_Dataset_:
────────────────────────────────────────
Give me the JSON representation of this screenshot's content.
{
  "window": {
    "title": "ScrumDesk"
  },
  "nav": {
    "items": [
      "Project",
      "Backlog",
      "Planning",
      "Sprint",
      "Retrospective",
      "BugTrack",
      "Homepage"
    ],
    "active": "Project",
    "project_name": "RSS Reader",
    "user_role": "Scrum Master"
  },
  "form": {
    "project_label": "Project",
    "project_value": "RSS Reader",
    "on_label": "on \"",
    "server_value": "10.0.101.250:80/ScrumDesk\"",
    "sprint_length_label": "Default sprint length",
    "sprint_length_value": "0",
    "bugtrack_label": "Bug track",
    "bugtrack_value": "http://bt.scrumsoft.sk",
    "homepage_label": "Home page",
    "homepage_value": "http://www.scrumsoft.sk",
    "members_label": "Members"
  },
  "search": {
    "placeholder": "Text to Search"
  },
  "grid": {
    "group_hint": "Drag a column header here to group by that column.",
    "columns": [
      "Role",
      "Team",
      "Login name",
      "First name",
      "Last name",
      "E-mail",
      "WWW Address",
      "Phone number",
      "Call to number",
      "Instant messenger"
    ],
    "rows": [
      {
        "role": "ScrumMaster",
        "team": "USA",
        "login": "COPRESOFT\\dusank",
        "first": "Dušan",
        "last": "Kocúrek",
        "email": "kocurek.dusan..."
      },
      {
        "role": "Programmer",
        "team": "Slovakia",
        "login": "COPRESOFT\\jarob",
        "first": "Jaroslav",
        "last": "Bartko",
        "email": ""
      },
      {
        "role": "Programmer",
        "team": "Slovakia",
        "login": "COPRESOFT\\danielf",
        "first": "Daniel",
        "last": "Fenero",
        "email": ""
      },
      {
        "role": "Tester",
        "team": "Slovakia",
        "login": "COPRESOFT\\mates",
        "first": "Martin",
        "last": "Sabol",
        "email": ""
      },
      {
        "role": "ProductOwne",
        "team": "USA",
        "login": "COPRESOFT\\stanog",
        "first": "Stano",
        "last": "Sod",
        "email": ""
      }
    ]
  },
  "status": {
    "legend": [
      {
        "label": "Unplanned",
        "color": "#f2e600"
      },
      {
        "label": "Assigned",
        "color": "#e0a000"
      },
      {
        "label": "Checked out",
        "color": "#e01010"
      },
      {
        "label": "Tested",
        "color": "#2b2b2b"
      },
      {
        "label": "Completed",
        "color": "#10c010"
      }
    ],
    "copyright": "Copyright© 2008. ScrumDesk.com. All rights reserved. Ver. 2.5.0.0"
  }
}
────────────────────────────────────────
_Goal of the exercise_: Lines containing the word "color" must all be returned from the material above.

_Solved problem_:
        "color": "#f2e600"
        "color": "#e0a000"
        "color": "#e01010"
        "color": "#2b2b2b"
        "color": "#10c010"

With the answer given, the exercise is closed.